+++ Exercise data +++

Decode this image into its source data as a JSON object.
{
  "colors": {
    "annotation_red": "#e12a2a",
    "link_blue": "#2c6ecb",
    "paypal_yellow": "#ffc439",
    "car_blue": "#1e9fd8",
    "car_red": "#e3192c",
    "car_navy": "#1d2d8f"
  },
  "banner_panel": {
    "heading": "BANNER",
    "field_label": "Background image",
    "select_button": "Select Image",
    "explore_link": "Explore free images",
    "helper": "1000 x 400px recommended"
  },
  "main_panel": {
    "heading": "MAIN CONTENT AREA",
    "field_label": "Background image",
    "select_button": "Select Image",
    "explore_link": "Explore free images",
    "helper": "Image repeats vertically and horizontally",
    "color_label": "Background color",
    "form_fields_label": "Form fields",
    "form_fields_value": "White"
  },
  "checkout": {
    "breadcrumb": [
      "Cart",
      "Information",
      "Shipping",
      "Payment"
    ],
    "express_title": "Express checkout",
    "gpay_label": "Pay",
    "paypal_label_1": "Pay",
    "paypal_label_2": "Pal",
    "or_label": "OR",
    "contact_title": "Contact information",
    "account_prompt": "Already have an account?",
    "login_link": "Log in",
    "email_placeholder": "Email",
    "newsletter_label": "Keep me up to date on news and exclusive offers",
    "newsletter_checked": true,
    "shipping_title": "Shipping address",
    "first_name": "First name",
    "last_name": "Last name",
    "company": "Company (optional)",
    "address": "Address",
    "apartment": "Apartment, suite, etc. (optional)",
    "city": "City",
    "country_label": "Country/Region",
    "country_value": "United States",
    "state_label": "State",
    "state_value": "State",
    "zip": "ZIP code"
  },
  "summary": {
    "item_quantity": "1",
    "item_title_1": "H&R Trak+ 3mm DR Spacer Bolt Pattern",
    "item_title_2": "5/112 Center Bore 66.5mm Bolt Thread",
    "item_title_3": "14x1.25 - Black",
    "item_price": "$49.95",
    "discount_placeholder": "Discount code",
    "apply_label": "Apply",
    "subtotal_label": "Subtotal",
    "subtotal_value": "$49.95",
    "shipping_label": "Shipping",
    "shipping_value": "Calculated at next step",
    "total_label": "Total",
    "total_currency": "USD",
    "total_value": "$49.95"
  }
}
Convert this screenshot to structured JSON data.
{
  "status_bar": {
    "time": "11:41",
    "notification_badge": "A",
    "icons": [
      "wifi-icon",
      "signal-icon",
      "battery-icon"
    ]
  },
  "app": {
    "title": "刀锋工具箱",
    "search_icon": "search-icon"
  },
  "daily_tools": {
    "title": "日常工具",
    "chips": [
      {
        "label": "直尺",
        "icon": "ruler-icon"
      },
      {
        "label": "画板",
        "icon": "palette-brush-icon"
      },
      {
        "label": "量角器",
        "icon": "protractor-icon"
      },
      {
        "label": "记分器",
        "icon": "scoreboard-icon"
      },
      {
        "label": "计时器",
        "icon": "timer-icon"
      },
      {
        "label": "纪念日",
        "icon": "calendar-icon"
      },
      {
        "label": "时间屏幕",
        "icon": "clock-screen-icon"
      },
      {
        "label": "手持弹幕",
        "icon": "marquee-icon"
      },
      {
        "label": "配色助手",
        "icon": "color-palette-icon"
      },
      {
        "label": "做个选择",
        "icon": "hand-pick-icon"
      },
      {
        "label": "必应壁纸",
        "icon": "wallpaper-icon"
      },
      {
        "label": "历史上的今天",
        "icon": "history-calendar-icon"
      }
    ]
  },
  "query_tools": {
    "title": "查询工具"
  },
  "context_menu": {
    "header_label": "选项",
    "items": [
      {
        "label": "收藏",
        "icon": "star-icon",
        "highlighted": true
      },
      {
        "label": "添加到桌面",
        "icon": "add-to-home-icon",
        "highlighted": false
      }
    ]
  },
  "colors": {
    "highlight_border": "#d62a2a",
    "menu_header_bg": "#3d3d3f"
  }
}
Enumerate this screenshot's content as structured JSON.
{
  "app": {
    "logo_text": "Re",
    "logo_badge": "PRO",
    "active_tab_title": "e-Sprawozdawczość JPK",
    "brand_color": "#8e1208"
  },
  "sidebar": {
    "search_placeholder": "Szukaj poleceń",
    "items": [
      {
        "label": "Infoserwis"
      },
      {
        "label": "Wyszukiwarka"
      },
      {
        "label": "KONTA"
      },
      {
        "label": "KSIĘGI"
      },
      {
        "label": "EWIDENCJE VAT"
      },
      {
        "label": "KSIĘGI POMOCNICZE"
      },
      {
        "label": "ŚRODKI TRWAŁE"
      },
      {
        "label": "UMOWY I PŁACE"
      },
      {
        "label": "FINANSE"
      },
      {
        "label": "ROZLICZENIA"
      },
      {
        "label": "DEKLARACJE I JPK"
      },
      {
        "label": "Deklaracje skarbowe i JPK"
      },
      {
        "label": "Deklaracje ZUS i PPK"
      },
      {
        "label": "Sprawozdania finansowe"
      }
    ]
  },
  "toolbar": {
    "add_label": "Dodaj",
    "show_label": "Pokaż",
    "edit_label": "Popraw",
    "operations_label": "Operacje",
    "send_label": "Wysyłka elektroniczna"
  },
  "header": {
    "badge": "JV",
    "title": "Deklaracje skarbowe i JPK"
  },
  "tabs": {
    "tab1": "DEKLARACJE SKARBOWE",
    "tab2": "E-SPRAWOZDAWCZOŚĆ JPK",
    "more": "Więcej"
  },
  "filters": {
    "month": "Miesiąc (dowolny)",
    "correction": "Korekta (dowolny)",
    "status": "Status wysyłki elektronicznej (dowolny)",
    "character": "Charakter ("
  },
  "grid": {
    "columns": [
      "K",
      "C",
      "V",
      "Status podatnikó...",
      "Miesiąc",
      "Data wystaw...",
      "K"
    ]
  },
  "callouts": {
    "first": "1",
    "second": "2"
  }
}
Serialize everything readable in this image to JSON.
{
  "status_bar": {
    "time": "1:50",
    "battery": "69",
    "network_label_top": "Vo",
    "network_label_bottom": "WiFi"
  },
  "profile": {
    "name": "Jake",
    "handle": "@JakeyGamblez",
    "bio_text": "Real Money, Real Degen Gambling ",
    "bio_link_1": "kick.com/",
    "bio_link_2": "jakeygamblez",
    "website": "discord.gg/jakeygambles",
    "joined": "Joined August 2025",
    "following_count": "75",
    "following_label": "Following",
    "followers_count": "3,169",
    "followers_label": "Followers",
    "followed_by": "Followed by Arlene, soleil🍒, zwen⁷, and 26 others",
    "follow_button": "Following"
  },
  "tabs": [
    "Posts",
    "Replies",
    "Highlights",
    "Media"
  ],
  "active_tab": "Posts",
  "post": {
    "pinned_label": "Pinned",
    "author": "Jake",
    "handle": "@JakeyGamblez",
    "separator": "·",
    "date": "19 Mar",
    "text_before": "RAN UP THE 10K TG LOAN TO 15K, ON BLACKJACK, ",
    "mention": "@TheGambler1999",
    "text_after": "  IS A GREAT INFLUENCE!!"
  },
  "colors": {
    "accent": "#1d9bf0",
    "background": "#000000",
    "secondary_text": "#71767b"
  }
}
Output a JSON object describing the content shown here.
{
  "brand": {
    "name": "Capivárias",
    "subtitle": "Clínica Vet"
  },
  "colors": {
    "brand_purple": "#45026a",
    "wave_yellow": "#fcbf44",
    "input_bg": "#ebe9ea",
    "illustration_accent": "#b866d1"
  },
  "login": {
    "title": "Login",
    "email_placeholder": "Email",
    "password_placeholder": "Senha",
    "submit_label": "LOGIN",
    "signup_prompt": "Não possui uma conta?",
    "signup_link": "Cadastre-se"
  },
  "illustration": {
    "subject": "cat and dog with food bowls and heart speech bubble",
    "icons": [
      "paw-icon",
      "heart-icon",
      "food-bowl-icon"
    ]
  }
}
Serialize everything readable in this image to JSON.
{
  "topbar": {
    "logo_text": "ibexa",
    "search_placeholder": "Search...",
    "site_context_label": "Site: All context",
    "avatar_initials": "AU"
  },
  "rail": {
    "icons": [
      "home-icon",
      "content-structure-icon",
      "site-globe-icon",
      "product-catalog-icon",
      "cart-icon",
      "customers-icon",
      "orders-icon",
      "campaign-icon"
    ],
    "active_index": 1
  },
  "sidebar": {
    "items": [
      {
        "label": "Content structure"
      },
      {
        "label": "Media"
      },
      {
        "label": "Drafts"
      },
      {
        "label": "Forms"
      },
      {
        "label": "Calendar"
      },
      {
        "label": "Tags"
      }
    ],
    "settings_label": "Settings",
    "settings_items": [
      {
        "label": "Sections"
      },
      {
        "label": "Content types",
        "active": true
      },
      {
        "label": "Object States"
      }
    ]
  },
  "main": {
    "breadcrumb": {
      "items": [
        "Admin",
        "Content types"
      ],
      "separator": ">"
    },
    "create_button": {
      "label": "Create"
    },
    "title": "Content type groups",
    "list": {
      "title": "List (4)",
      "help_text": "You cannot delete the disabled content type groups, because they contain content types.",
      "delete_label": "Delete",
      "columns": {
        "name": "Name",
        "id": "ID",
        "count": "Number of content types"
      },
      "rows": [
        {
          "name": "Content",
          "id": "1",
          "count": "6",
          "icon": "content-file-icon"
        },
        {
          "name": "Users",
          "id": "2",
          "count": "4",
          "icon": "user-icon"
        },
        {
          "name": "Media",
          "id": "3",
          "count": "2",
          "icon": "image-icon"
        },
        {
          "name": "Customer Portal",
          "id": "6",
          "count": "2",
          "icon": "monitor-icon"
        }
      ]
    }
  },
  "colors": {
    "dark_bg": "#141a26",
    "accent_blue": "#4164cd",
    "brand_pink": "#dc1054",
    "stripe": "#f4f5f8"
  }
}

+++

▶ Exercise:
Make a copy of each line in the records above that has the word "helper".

▶ Answer below:
    "helper": "1000 x 400px recommended"
    "helper": "Image repeats vertically and horizontally",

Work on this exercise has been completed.